* Work to complete *
The number of lines containing "primary" is the only answer wanted; work it out from the entries below.

* Provided entries *

____

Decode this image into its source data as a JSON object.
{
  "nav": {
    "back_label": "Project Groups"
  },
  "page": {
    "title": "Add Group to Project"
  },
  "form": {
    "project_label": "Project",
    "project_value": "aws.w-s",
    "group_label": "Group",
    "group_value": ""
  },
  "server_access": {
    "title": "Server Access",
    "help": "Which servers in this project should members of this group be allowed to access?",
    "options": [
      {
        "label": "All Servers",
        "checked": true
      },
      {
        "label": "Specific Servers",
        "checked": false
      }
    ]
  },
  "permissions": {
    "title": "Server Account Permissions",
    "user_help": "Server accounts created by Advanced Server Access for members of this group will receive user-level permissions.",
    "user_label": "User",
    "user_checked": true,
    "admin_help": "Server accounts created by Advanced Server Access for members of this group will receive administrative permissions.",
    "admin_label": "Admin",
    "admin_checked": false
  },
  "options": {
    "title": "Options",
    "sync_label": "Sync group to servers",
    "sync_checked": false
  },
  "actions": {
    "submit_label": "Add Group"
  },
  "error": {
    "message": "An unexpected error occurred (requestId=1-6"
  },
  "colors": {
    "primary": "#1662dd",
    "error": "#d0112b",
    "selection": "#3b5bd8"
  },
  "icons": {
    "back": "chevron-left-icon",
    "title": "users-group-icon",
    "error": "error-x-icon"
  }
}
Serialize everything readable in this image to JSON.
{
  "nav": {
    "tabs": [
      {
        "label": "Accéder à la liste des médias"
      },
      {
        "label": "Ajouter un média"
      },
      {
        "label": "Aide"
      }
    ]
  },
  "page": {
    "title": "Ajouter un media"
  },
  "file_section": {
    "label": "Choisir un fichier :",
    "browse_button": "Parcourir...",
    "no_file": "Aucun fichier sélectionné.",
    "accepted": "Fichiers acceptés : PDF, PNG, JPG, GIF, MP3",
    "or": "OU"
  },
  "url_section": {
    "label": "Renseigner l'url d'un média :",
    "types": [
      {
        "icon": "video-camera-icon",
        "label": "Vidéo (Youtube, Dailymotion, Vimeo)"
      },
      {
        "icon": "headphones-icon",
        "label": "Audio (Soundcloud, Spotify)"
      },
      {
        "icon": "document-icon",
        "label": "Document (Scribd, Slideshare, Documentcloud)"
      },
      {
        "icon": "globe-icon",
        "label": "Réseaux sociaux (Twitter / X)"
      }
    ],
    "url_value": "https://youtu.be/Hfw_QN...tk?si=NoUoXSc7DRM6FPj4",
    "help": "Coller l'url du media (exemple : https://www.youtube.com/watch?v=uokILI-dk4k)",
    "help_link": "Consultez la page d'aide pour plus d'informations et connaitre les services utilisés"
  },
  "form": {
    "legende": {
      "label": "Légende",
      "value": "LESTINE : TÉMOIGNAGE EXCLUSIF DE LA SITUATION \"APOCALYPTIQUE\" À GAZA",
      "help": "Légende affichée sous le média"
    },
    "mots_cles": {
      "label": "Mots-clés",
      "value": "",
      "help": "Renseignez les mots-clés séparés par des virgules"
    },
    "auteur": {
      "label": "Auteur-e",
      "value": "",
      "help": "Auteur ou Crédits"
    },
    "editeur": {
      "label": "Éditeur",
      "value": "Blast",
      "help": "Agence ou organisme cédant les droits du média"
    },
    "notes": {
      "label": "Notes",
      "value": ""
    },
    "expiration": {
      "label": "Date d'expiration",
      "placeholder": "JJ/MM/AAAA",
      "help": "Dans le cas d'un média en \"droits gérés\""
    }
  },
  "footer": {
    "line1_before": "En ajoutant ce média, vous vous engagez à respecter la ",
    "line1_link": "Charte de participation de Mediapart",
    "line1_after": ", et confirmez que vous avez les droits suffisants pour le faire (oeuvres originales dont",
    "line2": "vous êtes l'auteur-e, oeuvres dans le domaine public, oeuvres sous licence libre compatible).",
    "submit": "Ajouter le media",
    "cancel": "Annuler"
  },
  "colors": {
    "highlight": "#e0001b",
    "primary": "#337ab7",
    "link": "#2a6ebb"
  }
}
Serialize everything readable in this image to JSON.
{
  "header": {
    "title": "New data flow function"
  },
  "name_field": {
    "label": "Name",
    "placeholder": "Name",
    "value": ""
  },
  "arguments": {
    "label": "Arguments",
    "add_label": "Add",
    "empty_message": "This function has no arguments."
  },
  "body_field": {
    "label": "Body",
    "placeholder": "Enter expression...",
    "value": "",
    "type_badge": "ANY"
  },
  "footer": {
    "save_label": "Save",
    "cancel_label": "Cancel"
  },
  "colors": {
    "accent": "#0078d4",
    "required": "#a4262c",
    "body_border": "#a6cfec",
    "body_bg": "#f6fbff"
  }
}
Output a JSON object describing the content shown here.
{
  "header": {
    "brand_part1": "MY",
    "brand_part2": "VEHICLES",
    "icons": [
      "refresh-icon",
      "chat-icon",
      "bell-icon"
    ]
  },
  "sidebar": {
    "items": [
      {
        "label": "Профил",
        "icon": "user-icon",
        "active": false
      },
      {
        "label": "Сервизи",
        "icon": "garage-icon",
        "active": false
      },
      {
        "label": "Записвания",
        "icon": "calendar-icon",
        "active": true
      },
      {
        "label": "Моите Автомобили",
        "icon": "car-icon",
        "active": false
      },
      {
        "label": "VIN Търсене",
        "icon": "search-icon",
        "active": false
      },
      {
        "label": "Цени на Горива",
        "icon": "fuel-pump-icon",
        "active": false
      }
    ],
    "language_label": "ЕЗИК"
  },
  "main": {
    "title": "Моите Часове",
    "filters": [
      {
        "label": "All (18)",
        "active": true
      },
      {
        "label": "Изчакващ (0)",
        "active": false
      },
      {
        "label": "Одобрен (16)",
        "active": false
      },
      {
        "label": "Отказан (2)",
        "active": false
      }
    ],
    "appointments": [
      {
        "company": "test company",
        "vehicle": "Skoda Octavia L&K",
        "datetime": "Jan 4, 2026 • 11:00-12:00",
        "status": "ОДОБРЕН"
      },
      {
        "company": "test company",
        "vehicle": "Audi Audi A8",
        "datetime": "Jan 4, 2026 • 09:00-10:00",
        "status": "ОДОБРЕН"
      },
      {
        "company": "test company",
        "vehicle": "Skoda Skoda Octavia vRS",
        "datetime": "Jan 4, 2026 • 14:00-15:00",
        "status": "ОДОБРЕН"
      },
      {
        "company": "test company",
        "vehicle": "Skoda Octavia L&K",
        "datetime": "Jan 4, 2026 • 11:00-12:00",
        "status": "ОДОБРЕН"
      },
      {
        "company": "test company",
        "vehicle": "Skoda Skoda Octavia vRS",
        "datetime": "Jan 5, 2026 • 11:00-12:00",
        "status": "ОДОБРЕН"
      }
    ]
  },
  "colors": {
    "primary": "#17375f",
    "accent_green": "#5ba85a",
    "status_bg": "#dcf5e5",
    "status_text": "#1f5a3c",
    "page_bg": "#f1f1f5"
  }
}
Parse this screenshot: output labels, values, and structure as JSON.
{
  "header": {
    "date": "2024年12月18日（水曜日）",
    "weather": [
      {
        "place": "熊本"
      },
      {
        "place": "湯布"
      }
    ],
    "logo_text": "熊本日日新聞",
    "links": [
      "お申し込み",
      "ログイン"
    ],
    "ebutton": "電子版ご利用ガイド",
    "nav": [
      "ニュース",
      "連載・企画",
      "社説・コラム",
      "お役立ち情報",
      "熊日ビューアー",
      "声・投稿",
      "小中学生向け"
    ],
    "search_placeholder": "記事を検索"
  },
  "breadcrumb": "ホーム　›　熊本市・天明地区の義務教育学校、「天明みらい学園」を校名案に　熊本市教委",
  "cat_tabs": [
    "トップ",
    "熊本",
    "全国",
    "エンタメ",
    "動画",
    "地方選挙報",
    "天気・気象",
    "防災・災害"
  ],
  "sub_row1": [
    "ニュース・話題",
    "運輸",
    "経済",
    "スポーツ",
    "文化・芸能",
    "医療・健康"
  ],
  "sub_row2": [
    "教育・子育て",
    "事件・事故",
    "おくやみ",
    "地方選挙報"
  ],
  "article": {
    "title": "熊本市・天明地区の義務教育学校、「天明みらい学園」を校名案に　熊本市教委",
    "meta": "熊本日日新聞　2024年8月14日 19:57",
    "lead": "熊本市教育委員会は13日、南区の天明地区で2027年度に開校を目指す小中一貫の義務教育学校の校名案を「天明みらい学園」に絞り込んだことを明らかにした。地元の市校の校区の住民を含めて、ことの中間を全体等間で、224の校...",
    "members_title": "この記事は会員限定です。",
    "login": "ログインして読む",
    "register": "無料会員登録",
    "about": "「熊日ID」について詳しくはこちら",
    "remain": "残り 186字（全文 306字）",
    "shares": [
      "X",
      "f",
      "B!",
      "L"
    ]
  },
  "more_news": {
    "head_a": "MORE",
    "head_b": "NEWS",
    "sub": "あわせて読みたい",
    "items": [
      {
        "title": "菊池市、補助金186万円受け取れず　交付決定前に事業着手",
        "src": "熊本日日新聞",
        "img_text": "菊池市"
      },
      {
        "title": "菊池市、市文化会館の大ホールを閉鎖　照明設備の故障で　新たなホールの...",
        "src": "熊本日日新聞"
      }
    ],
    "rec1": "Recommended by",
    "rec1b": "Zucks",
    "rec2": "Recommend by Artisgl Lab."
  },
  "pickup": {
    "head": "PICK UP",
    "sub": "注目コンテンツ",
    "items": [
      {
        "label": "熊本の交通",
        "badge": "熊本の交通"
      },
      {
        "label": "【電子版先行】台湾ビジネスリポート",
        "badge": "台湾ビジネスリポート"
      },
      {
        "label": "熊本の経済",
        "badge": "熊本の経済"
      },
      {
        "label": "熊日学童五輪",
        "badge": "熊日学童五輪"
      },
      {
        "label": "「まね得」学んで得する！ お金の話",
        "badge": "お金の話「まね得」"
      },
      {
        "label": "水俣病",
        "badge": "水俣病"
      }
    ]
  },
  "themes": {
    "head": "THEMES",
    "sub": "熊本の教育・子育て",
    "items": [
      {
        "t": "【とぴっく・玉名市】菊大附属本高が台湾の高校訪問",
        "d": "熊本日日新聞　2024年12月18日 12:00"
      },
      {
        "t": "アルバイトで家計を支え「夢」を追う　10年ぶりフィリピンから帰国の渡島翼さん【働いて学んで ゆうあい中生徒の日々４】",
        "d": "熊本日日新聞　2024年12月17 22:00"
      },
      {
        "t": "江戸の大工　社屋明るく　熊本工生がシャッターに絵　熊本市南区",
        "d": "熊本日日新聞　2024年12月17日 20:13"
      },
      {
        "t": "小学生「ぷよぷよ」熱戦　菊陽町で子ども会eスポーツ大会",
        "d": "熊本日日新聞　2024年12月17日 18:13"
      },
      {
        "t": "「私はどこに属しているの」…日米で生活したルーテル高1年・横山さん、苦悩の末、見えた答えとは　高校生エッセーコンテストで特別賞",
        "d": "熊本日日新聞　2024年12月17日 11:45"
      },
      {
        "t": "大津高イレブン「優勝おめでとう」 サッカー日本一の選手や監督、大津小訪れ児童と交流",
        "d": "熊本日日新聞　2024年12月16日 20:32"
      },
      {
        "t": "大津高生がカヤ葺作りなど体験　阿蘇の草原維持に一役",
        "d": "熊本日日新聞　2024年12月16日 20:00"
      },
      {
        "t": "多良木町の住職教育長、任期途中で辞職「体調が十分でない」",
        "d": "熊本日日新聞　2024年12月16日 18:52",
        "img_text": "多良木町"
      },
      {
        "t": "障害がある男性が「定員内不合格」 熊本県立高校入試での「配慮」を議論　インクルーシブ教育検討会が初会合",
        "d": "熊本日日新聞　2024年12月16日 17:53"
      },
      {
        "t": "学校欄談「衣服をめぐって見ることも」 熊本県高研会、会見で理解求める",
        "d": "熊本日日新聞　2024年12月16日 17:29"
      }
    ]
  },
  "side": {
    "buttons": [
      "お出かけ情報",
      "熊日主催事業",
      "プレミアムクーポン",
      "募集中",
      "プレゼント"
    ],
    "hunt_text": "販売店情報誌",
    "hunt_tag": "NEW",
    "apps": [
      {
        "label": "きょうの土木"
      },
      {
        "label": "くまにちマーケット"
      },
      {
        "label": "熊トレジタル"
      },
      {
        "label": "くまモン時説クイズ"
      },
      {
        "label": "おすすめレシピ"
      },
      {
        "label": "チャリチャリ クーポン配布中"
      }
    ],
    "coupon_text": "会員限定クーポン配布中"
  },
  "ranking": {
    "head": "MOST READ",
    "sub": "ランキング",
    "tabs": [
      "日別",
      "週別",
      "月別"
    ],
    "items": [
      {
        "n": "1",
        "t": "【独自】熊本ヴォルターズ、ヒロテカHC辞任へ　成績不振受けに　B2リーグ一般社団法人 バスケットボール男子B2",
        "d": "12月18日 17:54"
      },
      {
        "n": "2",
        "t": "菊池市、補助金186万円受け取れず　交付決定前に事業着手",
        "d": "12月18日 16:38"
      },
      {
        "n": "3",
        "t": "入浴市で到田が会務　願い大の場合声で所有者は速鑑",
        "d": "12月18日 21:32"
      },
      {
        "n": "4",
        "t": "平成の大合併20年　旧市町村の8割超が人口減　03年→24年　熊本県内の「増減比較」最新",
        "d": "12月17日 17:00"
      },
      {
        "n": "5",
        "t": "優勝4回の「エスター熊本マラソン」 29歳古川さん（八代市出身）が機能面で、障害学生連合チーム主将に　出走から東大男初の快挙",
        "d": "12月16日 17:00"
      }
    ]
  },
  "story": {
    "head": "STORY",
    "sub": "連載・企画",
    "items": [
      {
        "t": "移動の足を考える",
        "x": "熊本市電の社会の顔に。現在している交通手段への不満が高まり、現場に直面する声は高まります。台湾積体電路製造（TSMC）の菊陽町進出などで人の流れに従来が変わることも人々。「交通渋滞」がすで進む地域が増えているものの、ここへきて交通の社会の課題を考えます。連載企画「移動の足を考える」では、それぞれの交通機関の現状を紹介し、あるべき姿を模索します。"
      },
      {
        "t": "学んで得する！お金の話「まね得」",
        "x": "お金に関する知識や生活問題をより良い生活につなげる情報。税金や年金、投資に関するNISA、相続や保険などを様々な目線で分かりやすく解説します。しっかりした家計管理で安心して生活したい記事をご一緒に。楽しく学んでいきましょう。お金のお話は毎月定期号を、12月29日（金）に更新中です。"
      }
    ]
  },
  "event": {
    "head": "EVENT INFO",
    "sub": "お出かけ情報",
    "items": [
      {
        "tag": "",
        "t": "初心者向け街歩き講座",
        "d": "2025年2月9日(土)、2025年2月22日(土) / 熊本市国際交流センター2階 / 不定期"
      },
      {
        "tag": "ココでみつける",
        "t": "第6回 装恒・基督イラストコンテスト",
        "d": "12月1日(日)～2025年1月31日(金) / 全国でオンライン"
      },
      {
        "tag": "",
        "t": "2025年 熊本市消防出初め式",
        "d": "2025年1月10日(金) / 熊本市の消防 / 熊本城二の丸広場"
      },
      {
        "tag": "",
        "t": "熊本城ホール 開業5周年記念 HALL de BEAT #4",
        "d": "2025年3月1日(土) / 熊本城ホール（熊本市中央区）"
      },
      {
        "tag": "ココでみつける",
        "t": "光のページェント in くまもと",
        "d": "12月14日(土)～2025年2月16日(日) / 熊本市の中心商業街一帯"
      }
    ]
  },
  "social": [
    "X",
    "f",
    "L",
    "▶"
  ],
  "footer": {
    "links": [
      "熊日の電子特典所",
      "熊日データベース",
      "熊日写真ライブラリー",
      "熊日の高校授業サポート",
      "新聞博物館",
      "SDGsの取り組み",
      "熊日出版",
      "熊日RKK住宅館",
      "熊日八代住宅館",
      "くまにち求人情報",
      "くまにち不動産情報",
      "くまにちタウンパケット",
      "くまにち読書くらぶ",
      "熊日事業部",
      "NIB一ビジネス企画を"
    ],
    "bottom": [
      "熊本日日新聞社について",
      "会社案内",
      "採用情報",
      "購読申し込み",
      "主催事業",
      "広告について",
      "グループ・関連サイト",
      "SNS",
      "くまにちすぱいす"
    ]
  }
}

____

* Solution for this problem *
3